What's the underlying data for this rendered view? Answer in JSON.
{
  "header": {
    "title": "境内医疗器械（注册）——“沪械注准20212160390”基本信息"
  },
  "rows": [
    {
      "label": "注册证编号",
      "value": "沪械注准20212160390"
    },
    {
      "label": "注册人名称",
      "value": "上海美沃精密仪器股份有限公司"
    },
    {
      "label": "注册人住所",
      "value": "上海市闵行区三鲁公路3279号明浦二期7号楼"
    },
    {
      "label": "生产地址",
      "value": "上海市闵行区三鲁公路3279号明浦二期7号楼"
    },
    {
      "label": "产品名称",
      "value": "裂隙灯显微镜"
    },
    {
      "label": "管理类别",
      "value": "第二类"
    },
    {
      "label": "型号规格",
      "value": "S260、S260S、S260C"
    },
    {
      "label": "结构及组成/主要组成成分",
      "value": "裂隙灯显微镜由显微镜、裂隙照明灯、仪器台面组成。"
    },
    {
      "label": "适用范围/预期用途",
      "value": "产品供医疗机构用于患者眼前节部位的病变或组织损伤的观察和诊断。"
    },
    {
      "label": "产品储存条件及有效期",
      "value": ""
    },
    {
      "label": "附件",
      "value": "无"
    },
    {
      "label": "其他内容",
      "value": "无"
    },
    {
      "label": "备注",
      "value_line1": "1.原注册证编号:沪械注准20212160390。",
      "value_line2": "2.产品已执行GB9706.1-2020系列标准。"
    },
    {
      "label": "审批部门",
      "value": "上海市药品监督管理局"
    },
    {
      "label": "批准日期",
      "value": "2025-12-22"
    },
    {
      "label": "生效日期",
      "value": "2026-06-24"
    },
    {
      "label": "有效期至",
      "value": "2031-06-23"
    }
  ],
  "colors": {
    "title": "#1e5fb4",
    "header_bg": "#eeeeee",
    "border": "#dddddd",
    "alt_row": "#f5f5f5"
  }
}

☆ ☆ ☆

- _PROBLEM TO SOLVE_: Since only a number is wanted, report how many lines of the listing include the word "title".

- _ANSWER TO THIS PROBLEM_: 2